BM-Map: an efficient software package for accurately allocating multireads of RNA-sequencing data
1 Graduate Program in Structural & Computational Biology & Molecular Biophysics, Baylor College of Medicine, Houston, TX 77030, USA
2 Department of Bioinformatics and Computational Biology, The University of Texas MD Anderson Cancer Center, Houston, TX 77030, USA
3 Division of Quantitative Sciences, The University of Texas MD Anderson Cancer Center, Houston, TX 77030, USA
4 Department of Statistics, Rice University, Houston, TX 77005, USA
5 Department of Biostatistics, The University of Texas MD Anderson Cancer Center, Houston, TX 77030, USA
6 Department of Statistics, University of Wisconsin - Madison, Madison, WI 53792, USA
7 Current address, NorthShore University HealthSystem, Evanston, IL 60201, USA
BMC Genomics 2012, 13(Suppl 8):S9 doi:10.1186/1471-2164-13-S8-S9Published: 17 December 2012

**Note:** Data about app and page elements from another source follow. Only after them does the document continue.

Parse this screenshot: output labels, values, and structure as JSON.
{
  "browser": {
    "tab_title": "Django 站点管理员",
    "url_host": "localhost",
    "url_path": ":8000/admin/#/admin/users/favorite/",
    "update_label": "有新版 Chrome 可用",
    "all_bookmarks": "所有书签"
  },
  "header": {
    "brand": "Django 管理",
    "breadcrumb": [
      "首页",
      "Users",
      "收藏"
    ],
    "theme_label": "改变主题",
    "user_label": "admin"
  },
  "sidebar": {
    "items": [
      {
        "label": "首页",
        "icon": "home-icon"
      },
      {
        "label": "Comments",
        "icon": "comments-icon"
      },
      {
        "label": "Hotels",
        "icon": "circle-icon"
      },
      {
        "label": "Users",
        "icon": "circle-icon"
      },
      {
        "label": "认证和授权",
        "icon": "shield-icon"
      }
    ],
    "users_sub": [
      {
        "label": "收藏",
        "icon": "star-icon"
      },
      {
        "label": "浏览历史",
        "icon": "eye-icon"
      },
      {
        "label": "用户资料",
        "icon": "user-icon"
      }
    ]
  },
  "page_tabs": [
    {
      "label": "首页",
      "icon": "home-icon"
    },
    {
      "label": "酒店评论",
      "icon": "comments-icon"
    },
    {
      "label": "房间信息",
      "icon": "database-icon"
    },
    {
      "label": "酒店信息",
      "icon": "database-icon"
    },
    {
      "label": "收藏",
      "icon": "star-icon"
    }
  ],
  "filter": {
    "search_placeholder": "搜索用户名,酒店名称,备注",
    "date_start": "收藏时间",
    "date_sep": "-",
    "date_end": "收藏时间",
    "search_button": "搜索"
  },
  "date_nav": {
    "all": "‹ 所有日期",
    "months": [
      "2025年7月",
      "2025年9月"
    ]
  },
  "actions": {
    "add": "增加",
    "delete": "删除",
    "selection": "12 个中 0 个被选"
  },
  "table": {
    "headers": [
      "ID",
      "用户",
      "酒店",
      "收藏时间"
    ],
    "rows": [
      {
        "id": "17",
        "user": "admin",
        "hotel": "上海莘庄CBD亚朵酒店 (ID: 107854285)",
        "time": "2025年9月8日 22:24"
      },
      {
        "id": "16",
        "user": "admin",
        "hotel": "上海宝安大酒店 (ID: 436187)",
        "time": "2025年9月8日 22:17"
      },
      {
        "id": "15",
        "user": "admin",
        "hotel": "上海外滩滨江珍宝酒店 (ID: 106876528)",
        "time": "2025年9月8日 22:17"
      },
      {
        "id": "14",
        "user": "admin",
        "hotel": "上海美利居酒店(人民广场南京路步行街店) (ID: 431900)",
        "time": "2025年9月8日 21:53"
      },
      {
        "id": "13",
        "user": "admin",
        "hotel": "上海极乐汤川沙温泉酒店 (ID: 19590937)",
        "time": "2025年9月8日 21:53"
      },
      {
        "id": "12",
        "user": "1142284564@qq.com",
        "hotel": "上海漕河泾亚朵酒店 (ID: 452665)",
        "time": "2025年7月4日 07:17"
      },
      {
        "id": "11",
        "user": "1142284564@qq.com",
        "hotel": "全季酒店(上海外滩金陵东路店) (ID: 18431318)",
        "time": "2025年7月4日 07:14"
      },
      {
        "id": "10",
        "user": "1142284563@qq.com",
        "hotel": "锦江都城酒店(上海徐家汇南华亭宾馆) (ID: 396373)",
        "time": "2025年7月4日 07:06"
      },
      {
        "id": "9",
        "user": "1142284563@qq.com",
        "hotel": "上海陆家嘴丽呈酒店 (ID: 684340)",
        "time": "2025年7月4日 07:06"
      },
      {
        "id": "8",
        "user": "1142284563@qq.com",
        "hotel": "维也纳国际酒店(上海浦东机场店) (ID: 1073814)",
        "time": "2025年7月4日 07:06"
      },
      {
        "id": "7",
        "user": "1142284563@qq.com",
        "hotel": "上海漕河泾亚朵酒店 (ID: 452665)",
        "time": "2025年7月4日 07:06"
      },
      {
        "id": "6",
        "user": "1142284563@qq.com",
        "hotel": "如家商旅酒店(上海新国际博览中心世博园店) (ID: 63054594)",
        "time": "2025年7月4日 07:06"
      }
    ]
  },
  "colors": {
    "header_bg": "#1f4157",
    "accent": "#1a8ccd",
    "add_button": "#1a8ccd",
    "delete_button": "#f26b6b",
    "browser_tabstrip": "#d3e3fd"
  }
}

RNA sequencing (RNA-seq) has become a major tool for biomedical research. A key step in analyzing RNA-seq data is to infer the origin of short reads in the source genome, and for this purpose, many read alignment/mapping software programs have been developed. Usually, the majority of mappable reads can be mapped to one unambiguous genomic location, and these reads are called unique reads. However, a considerable proportion of mappable reads can be aligned to more than one genomic location with the same or similar fidelities, and they are called "multireads". Allocating these multireads is challenging but critical for interpreting RNA-seq data. We recently developed a Bayesian stochastic model that allocates multireads more accurately than alternative methods (Ji et al. Biometrics 2011).
In order to serve a greater biological community, we have implemented this method in a stand-alone, efficient, and user-friendly software package, BM-Map. BM-Map takes SAM (Sequence Alignment/Map), the most popular read alignment format, as the standard input; then based on the Bayesian model, it calculates mapping probabilities of multireads for competing genomic loci; and BM-Map generates the output by adding mapping probabilities to the original SAM file so that users can easily perform downstream analyses. The program is available in three common operating systems, Linux, Mac and PC. Moreover, we have built a dedicated website, http://bioinformatics.mdanderson.org/main/BM-Map webcite, which includes free downloads, detailed tutorials and illustration examples.
We have developed a stand-alone, efficient, and user-friendly software package for accurately allocating multireads, which is an important addition to our previous methodology paper. We believe that this bioinformatics tool will greatly help RNA-seq and related applications reach their full potential in life science research.